While this approach is well understood and documented, it introduces a number of additional components and additional complexity to an EBS deployment. For SSO you need to deploy Access Manager, a Directory, a WebGate, an AccessGate, and configure each to integrate with EBS. All of these additional components need to be cared for, nurtured, patched, and updated. It’s a lot of work and prone to misconfigurations. For some customers, this additional complexity has led to delayed SSO implementations, resulting in a poor delivery experience.
However, we provide a simpler option available which will still enable that streamlined user experience you require, without the need to deploy and manage all of the above components, and without the need to make significant configuration changes within EBS, such as configuring the integration with OID or OUD.
Our cloud-native XtremeCloud Single Sign-On (SSO) is Eupraxia Labs’ multi-cloud Credentialing, Identity, and Access Management (CIAM) platform, which now enables SSO to a standard installation of EBS through its EBS Connector. The figure below shows this simplified integration.
Source Code Management (SCM) Best Practices
Playbook Repository Structure
It is recommended that the playbook repository structure follow a certain layout. You must create a structure that works with both Ansible Core and Ansible AWX/Tower. Here is an example of a repository structure:
Davids-MacBook-Pro:eds-ansible davidjbrewer$ ansible-galaxy init role_name --offline - Role role_name was created successfully Davids-MacBook-Pro:eds-ansible davidjbrewer$ tree role_name/ role_name/ ├── README.md ├── defaults │ └── main.yml ├── files ├── handlers │ └── main.yml ├── meta │ └── main.yml ├── tasks │ └── main.yml ├── templates ├── tests │ ├── inventory │ └── test.yml └── vars └── main.yml 8 directories, 8 files
Some notes regarding this layout:
ansible.cfg is at the root of the repository. It allows you to keep version control on the basic Ansible settings. groupvars defines the group variables for the playbooks The inventory is best managed within Ansible AWX/Tower.
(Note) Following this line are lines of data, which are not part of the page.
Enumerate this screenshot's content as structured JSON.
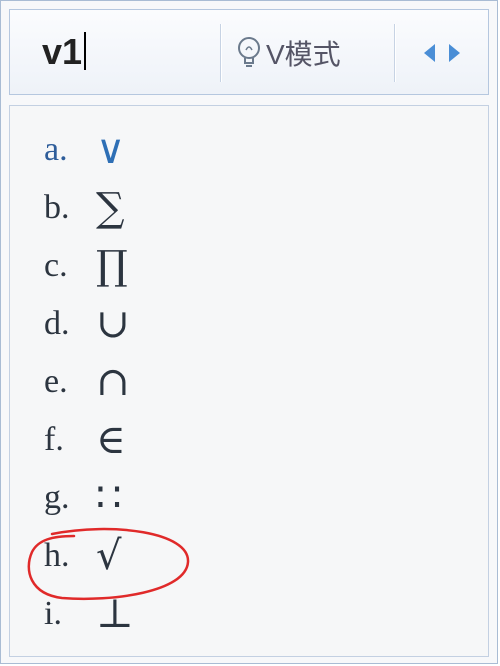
{
  "input_bar": {
    "composition": "v1",
    "mode_label": "V模式",
    "mode_icon": "lightbulb-icon"
  },
  "candidates": [
    {
      "key": "a.",
      "symbol": "∨"
    },
    {
      "key": "b.",
      "symbol": "∑"
    },
    {
      "key": "c.",
      "symbol": "∏"
    },
    {
      "key": "d.",
      "symbol": "∪"
    },
    {
      "key": "e.",
      "symbol": "∩"
    },
    {
      "key": "f.",
      "symbol": "∈"
    },
    {
      "key": "g.",
      "symbol": "∷"
    },
    {
      "key": "h.",
      "symbol": "√"
    },
    {
      "key": "i.",
      "symbol": "⊥"
    }
  ],
  "colors": {
    "accent": "#4a8ed6",
    "annotation": "#e02a2a"
  }
}
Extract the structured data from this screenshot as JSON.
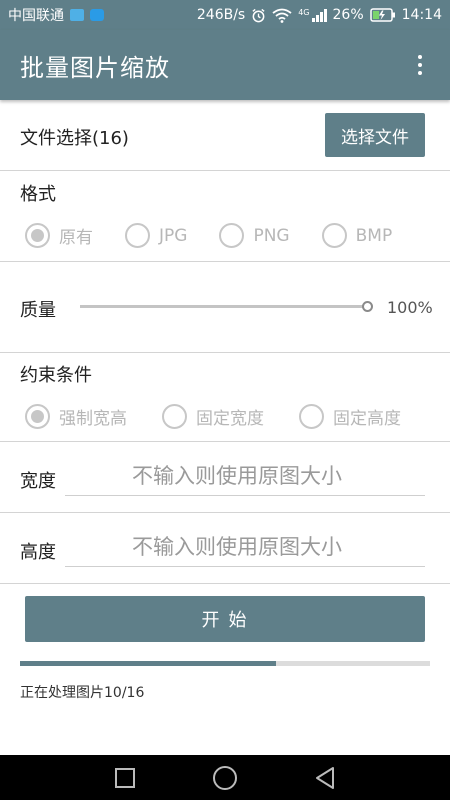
{
  "status_bar": {
    "carrier": "中国联通",
    "speed": "246B/s",
    "signal_type": "4G",
    "battery": "26%",
    "time": "14:14"
  },
  "app_bar": {
    "title": "批量图片缩放",
    "overflow_icon": "more-vert-icon"
  },
  "file_select": {
    "label": "文件选择(16)",
    "button_label": "选择文件"
  },
  "format": {
    "label": "格式",
    "options": [
      "原有",
      "JPG",
      "PNG",
      "BMP"
    ],
    "selected": "原有"
  },
  "quality": {
    "label": "质量",
    "value_text": "100%",
    "value": 100
  },
  "constraint": {
    "label": "约束条件",
    "options": [
      "强制宽高",
      "固定宽度",
      "固定高度"
    ],
    "selected": "强制宽高"
  },
  "width": {
    "label": "宽度",
    "placeholder": "不输入则使用原图大小",
    "value": ""
  },
  "height": {
    "label": "高度",
    "placeholder": "不输入则使用原图大小",
    "value": ""
  },
  "start_button": {
    "label": "开 始"
  },
  "progress": {
    "fraction": 0.625,
    "status_text": "正在处理图片10/16"
  },
  "colors": {
    "accent": "#5f7f89",
    "disabled": "#c7c7c7"
  },
  "nav_bar": {
    "icons": [
      "recents-square-icon",
      "home-circle-icon",
      "back-triangle-icon"
    ]
  }
}
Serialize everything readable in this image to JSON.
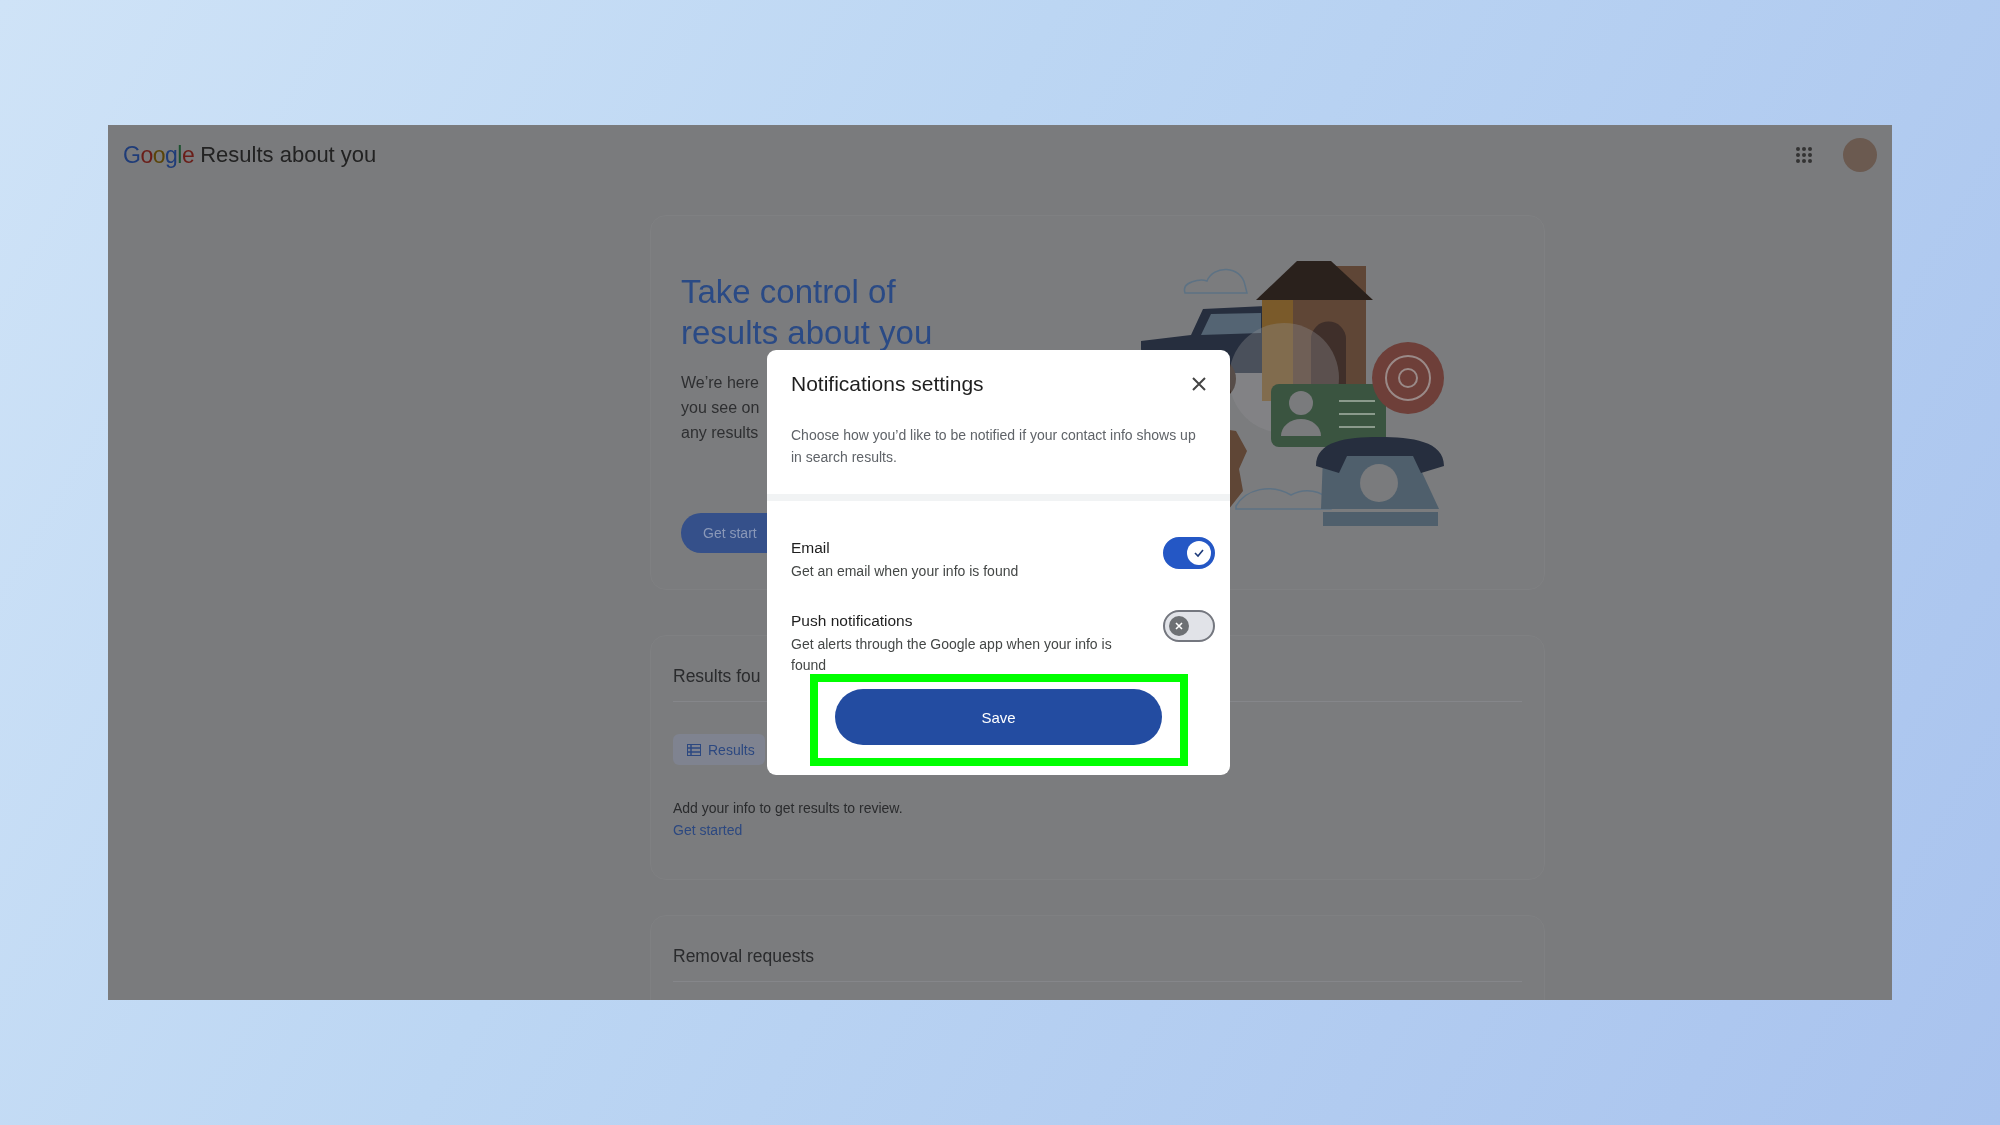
{
  "header": {
    "logo": "Google",
    "title": "Results about you"
  },
  "hero": {
    "title_lines": [
      "Take control of",
      "results about you"
    ],
    "paragraph_lines": [
      "We’re here",
      "you see on",
      "any results"
    ],
    "button": "Get start"
  },
  "results_card": {
    "title": "Results fou",
    "tab": {
      "label": "Results",
      "selected": true
    },
    "message": "Add your info to get results to review.",
    "link": "Get started"
  },
  "removal_card": {
    "title": "Removal requests"
  },
  "dialog": {
    "title": "Notifications settings",
    "description": "Choose how you’d like to be notified if your contact info shows up in search results.",
    "options": [
      {
        "label": "Email",
        "description": "Get an email when your info is found",
        "on": true
      },
      {
        "label": "Push notifications",
        "description": "Get alerts through the Google app when your info is found",
        "on": false
      }
    ],
    "save_button": "Save",
    "highlighted": true
  }
}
A best practice is to have a playbook repository structure by team. For example, Infrastructure, App_1, App_2, Patching. In this example, there are no roles in the repository /roles directory. A best practice is to separate “roles” into its own repository so they can version controlled, shared and life cycle independently of other playbooks.
Use and Create Roles
Roles are a way of automatically loading specific vars_files, tasks, and handlers based on a known file structure. Grouping content by roles also allows for easy sharing with other users. Here are a couple best practices around roles:
A repository should be created by each role. This allows you to share an individual role with Ansible Galaxy or with other Playbook repositories inside your organization. You should be able to perform unit testing in each role in a Continuous Integration (CI) model. A convenient way to test roles is by using containers. This will allow you to test the role across multiple distributions. Virtual machines (VM) are recommended to test roles when the role is performing low level actions like bootloader setting, kernel parameters, firewall settings, etc..
Use the ansible-galaxy command to create the role structure:
ansible-galaxy init role_name --offline
A .gitignore file should be used to ignore every role inside a playbook repository and allow them to be managed individually with a SCM.